Renzo Piano and Alvisi Kirimoto + partners have added a vibrant and ever-changing installation to the rustic Piazza Faber in Sardinia. In Tempio Pausania, a town of about 14,000 inhabitants in the Northern part of the island, the architects have realised a series of colourful sails that fluctuate in the sky, animating overhead pedestrians and passersby to the lively public space.
The project is dedicated to the late Italian singer-songwriter Fabrizio de André — whose friendship with Renzo Piano became an important source of the project — the installation serves not only to celebrate the artist as ‘one the most sensitive interpreters of human nature’, but also to highlight the beauty and importance of small towns across Italy.
Image credits: luigi filetici
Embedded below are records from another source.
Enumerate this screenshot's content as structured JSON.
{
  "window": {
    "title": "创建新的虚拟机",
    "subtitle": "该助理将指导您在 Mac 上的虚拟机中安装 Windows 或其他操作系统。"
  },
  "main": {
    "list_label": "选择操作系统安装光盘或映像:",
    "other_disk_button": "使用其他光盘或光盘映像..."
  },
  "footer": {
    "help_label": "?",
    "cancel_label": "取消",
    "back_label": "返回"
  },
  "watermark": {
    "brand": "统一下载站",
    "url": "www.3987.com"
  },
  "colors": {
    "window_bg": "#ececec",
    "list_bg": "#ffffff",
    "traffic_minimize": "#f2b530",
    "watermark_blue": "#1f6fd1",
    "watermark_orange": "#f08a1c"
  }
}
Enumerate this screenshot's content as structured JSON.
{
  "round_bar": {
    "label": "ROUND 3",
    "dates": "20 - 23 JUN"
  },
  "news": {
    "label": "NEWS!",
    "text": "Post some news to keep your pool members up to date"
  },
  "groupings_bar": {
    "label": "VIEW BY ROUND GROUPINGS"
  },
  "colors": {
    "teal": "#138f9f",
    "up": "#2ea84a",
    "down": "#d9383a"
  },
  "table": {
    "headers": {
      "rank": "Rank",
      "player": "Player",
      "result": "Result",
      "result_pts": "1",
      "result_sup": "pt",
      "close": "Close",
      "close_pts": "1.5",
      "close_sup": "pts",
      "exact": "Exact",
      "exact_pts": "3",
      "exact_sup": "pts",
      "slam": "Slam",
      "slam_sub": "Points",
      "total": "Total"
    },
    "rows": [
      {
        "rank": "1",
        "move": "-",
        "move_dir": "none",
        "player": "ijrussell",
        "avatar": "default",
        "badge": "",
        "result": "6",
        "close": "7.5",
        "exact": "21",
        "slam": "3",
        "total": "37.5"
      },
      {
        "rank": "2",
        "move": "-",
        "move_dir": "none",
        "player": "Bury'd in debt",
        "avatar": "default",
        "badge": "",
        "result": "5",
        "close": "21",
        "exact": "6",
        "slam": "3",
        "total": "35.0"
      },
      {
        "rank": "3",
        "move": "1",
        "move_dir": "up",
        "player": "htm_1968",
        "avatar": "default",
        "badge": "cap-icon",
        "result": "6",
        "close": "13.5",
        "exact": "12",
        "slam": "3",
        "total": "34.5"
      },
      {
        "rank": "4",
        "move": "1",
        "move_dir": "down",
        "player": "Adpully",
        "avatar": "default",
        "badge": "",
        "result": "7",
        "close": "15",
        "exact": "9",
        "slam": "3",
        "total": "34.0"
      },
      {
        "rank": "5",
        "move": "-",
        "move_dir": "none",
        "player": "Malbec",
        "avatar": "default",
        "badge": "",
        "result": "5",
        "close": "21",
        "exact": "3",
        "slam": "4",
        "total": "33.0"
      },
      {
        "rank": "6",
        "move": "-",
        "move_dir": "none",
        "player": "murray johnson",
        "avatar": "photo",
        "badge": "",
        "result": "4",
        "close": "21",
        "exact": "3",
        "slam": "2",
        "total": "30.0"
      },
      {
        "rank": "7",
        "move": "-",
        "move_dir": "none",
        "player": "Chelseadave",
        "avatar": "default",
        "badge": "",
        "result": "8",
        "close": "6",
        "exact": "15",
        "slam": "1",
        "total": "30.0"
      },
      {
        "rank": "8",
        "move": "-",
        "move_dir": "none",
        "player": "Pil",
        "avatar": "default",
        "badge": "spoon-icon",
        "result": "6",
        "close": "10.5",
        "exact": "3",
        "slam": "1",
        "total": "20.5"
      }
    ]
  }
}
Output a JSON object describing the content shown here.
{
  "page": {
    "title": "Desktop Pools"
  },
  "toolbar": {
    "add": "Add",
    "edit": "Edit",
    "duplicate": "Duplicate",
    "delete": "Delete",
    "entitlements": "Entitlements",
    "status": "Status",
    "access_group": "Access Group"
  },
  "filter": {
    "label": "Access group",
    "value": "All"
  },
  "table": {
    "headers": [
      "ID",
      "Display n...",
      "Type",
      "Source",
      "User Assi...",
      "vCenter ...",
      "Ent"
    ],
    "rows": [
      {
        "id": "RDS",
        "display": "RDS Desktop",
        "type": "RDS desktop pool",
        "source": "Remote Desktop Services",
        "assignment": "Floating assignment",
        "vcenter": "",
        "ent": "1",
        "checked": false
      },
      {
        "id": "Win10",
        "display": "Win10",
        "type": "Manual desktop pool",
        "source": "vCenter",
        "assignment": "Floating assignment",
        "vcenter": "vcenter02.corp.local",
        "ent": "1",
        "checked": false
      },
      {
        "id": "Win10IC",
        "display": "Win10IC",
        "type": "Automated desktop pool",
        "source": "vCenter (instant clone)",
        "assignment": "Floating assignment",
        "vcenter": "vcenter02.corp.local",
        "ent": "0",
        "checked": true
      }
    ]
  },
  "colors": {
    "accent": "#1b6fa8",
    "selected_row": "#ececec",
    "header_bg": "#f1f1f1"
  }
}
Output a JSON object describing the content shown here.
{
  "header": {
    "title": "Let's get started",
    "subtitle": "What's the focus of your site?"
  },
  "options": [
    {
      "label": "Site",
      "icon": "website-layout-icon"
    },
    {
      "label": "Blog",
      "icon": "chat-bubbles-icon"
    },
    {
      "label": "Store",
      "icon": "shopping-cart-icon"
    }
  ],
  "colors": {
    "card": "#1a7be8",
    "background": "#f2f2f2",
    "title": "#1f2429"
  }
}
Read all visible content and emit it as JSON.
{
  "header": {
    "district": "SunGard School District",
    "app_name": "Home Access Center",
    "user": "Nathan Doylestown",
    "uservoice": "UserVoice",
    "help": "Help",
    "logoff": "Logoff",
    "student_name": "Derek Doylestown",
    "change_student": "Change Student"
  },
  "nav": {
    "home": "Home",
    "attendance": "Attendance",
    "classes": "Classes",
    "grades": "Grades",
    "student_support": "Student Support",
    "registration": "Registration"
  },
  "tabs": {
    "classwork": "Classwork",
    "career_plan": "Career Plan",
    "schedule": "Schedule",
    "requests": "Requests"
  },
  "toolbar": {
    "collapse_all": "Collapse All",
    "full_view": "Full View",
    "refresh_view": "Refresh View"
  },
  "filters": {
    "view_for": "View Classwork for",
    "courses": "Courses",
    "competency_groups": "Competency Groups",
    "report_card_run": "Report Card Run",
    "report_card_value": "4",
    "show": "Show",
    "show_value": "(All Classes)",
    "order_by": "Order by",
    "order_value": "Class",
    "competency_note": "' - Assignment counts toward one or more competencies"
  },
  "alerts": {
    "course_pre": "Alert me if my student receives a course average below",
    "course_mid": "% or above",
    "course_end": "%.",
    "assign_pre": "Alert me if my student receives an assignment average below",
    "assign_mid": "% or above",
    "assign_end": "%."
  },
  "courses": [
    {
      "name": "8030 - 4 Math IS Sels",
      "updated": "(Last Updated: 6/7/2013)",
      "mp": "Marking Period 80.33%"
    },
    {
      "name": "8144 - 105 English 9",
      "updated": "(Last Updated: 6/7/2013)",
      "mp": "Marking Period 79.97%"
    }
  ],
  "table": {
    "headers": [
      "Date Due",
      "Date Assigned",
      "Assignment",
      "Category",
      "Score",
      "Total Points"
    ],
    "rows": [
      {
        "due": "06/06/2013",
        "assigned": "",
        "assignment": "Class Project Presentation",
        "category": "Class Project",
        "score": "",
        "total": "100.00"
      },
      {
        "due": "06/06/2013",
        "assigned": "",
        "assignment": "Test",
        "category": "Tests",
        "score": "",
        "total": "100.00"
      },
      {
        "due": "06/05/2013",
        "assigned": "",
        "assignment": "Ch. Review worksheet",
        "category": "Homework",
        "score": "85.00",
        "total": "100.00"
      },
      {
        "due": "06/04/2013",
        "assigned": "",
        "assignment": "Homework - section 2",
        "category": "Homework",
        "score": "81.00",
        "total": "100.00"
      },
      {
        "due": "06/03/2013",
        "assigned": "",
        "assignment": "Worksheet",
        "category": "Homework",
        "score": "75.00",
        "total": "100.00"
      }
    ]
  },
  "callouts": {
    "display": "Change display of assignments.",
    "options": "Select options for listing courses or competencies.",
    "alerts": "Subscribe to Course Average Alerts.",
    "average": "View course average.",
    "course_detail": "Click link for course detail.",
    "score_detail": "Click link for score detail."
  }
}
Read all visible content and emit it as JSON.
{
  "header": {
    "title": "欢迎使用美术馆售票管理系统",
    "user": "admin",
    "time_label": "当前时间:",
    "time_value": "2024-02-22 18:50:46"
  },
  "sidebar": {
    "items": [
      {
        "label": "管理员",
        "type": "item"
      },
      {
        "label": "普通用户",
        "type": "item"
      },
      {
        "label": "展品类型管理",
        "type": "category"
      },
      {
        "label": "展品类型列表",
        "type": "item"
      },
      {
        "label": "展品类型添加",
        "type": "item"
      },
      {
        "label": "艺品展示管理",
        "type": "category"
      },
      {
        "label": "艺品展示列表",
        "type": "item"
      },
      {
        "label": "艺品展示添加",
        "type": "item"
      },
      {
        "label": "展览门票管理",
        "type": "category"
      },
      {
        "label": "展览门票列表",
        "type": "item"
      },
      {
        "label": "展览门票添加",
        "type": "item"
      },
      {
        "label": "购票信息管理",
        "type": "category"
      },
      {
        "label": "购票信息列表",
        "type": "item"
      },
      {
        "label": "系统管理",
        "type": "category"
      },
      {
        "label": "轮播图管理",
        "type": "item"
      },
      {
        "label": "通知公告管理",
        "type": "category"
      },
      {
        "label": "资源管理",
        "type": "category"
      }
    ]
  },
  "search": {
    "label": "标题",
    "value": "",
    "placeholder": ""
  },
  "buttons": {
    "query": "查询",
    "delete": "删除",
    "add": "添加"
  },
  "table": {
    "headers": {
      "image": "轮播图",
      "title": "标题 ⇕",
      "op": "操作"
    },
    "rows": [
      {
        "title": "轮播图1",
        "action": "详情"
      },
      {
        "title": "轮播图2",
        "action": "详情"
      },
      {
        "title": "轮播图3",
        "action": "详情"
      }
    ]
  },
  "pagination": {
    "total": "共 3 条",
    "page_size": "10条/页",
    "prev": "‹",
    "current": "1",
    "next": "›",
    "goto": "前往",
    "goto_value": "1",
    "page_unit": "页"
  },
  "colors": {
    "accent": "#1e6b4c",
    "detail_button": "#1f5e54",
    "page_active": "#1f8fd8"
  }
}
The project was developed by Alvisi Kirimoto + partners, and it comprises 12 suspended elements set against a backdrop of historical stone buildings and the market arcade. In celebration of the light and colours of the landscape, green, gold, red and blue fabric sails fluctuate in the air as if carried by the wind, finally resting on a web of wires that stretch between the buildings. Piano’s idea of a ‘spiderweb’ of colour is translated into a labyrinth of wires and cloth that don’t touch the piazza, but give it a dynamic effect of shadow and colour. When the sails are closed, ’12 coloured pencils’ (a reference to Fabrizio de André’s great passion for Faber-Castell crayons) seem to be suspended between the narrow irregular streets and granite walls.
As it is mentioned on designboom: ‘this intervention, with its lightness and its untamed vitality, allowed us to relate ourselves once again with small urban centres,’ architect Massimo Alvisi describes. ‘Starting from Renzo Piano’s idea to ‘capture the rays of light and its colours’, we moved the action up high, above the piazza, thus forcing passers-by to look beyond the roofs, to deal with the grey buildings and the colour of the sky, to transcend the angular margins of the area.’
In its construction, the installation includes an arrangement of steel cables anchored to the granite walls of the surrounding buildings. This net creates a series of suspended triangles, where each vertex acts as the starting point for other rods. The fabric geometries can be rolled up though a motorised system — similar to those used in sailing. The device allows for two distinct configurations: open sails produce triangles of shadows in the piazza; closed sails form an intricate system of cables and rolls overhead. Additionally, the open composition can also host visual projections, adding another dimension to the ever-changing installation.